App and web page records
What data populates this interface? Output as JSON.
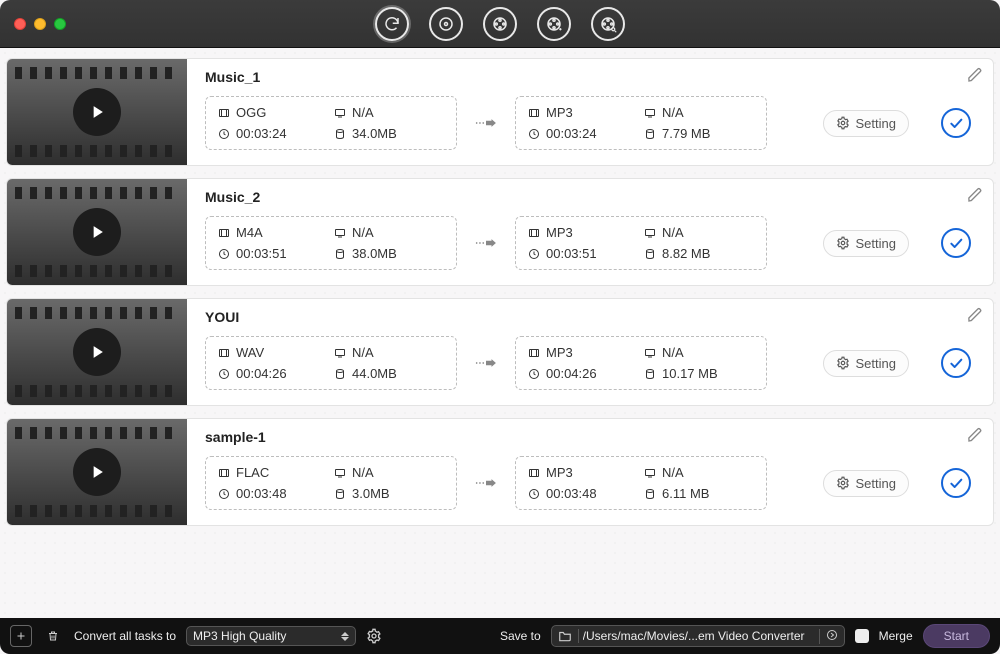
{
  "toolbar": {
    "icons": [
      "refresh-icon",
      "disc-icon",
      "reel-icon",
      "reel-add-icon",
      "reel-search-icon"
    ]
  },
  "items": [
    {
      "title": "Music_1",
      "src": {
        "format": "OGG",
        "res": "N/A",
        "duration": "00:03:24",
        "size": "34.0MB"
      },
      "dst": {
        "format": "MP3",
        "res": "N/A",
        "duration": "00:03:24",
        "size": "7.79 MB"
      },
      "setting_label": "Setting"
    },
    {
      "title": "Music_2",
      "src": {
        "format": "M4A",
        "res": "N/A",
        "duration": "00:03:51",
        "size": "38.0MB"
      },
      "dst": {
        "format": "MP3",
        "res": "N/A",
        "duration": "00:03:51",
        "size": "8.82 MB"
      },
      "setting_label": "Setting"
    },
    {
      "title": "YOUI",
      "src": {
        "format": "WAV",
        "res": "N/A",
        "duration": "00:04:26",
        "size": "44.0MB"
      },
      "dst": {
        "format": "MP3",
        "res": "N/A",
        "duration": "00:04:26",
        "size": "10.17 MB"
      },
      "setting_label": "Setting"
    },
    {
      "title": "sample-1",
      "src": {
        "format": "FLAC",
        "res": "N/A",
        "duration": "00:03:48",
        "size": "3.0MB"
      },
      "dst": {
        "format": "MP3",
        "res": "N/A",
        "duration": "00:03:48",
        "size": "6.11 MB"
      },
      "setting_label": "Setting"
    }
  ],
  "bottom": {
    "convert_label": "Convert all tasks to",
    "preset": "MP3 High Quality",
    "saveto_label": "Save to",
    "path": "/Users/mac/Movies/...em Video Converter",
    "merge_label": "Merge",
    "start_label": "Start"
  }
}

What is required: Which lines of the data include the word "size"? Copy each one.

Response to the task:
        "size": "34.0MB"
        "size": "7.79 MB"
        "size": "38.0MB"
        "size": "8.82 MB"
        "size": "44.0MB"
        "size": "10.17 MB"
        "size": "3.0MB"
        "size": "6.11 MB"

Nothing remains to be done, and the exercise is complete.